It was in general pretty fabulous.

It was also exhausting.

I am not known for my small talk/meeting new people skills. I can do it but it takes a lot of courage. And book marketing… let’s not even dive in to the uncomfortableness that is hawking your book, your baby, that you worked for years on, to complete strangers who ask you questions like “Oh? Did you write this?” Its hard in a weird emotional way. But for every odd comment, “oh… how… whimsical…” there was a wonderful one. “So this is really an art book!!!” And those that passed by without interest were balanced out by those who took them time to talk.

At the last presentation I attended a man used the phrase “The dark side of the bright side.” It wasn’t used in relation to book marketing. But I’m adopting it for that purpose. There is so much wonderfulness surrounding “What if Butterflies Loved Snow?” right now. It’s in stores- like real life, actual, walk down your street and open the door stores- that’s amazing! People are asking me to do library programs and school visits- that’s terrifying and also super duper awesome. My story is getting into the hands of children just like I one day hoped and that still gives me chills. But the work to get it there- the cold calling on stores, the preparing for library programs, the follow up calls and pushing my product at people who haven’t even asked about it. That’s the dark side of the bright side.

Oh but that bright side is shiny, and the dark isn’t so dark the more I do it.  So if you need a guest post on your blog, want to interview me about my book, have a store I should contact, an idea I should track down, let me know.

I’m working through the dark side and when it gets to be too much, I remember, that even at it’s darkest, I’m still on the bright side.

The Executioner’s Face by Jerry Johnson

If you’ve been a long time reader of my blog you might not be too surprised to see another review of a Jerry Johnson book here. I found him blogging about bird hunting and I have gathered his books as they were released. They are predominantly essays full of dogs and birds, old guns and wild country and I have enjoyed sharing them all with family and friends. His newest work of fiction is out and it is another hunting story… of sorts…

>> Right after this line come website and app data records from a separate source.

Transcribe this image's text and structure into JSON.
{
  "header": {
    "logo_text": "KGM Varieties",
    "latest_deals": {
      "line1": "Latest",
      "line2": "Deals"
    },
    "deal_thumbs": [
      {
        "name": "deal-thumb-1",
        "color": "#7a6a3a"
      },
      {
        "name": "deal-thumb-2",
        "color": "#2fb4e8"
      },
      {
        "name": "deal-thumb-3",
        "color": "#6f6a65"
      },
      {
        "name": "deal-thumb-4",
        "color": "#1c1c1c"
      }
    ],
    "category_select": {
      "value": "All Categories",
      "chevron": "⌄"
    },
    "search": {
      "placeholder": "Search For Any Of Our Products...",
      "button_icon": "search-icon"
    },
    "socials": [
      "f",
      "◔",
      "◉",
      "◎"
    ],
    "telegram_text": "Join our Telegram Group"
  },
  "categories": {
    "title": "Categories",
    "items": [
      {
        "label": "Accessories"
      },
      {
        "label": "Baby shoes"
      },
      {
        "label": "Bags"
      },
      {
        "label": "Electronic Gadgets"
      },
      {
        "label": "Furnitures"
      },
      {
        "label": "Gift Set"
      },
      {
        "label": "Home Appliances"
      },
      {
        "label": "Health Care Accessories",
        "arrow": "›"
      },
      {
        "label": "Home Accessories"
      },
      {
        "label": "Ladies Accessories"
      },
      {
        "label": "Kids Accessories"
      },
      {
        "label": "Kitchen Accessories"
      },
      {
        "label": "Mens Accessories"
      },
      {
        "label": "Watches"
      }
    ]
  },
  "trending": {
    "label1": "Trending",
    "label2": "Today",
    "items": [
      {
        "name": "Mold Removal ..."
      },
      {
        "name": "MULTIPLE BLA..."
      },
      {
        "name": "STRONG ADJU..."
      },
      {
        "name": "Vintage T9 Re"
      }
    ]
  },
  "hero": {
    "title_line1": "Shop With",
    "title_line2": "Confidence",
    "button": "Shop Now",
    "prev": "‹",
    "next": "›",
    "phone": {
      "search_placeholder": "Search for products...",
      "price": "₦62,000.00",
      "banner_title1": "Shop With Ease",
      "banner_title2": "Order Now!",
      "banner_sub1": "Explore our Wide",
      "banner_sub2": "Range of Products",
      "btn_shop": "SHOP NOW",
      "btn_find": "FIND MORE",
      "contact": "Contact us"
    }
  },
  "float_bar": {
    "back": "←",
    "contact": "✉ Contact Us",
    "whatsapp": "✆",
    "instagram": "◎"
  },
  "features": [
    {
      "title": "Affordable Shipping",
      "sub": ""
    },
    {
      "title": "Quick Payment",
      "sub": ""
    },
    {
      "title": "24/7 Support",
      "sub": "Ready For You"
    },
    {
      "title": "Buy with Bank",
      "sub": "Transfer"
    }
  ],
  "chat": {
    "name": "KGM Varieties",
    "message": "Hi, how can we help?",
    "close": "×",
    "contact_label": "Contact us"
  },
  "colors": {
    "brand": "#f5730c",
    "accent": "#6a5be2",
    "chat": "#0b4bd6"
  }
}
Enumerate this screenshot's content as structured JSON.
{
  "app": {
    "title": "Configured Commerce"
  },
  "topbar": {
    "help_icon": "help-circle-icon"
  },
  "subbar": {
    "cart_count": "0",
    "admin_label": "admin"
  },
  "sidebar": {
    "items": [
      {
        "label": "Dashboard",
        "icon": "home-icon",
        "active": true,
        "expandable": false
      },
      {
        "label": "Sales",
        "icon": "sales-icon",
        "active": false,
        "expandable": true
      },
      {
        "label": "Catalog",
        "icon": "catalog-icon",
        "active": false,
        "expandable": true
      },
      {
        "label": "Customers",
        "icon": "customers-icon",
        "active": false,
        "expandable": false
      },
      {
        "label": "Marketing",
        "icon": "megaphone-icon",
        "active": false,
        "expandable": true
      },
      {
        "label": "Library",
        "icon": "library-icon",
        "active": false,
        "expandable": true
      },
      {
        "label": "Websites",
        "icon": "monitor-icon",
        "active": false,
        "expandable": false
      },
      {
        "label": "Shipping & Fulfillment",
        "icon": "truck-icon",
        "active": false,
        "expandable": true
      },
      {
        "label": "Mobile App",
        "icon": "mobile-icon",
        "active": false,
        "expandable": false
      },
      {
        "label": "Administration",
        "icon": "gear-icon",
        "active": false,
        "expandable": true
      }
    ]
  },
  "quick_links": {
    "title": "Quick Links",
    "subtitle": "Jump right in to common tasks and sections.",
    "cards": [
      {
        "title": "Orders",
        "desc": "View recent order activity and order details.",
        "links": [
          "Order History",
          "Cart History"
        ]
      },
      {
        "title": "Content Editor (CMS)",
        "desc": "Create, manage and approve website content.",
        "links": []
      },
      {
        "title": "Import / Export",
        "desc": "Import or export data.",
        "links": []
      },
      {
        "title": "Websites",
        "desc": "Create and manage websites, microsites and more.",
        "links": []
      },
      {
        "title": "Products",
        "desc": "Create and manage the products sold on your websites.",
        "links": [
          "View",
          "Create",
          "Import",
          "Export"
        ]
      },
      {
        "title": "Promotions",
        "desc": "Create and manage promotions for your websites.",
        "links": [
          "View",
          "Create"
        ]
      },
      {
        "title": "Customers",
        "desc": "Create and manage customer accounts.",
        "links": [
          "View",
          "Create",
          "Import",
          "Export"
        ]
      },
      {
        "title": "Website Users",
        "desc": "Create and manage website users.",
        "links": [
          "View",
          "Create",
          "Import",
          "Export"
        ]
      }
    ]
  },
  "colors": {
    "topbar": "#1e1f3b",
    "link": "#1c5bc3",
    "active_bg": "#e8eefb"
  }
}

The hunters in this book are professional executioners that prowl the streets looking for felons in a post plague world where there isn’t the energy, manpower, or time to run the Chicago court system as we know it.

Would I recommend it? This is one of those books where it’s hard to shake the characters. When I finished this book I set it down, breathed for the first time in what felt like hours and have spent the last few days feeling as though the characters were riding on my shoulders. They are just hanging with me, waiting to see if and when I would judge them for their actions. They have stuck with me waiting to see, not if I cast their character in black or white, but rather what shade of grey they might be.  I’m finding it hard to shake them. The only cure I can think is that someone else needs to read this book so that we can talk about it together. So, go on! Order it and then tell me when you’ve read it, we will need to talk!

 

The Rose Thief by Claire Buss

Stealing roses might not seem like such a crime but some foolish person (the Emperor, may he live forever and ever) had the real meaning of love linked to a red rose growing in his garden.

I’m with the main character, Thief-Catcher extraordinaire, (or at least quite good) when he says, “What bloody idiot decides to tie love to a bloody flower.”

36386711Perhaps the Emperor (may he live forever and ever), was an idiot to bind love to a flower but the story that follows makes me glad he did!

Would I recommend it? Is irreverent fantasy humor a genre yet? If it is, file this book with it’s thief catching team of a stinky sprite, luscious tree nymph, spying firefly and a pair of spell casters right in the middle of it along with Terry Pratchett, Piers Anthony and A. Lee Martinez. Likewise if you are a fan of the aforementioned authors you might want to pick this one up!

I received a copy of this book in exchange for an honest review. I discovered this book because I’m a proud member of Rosie’s Book Review Team!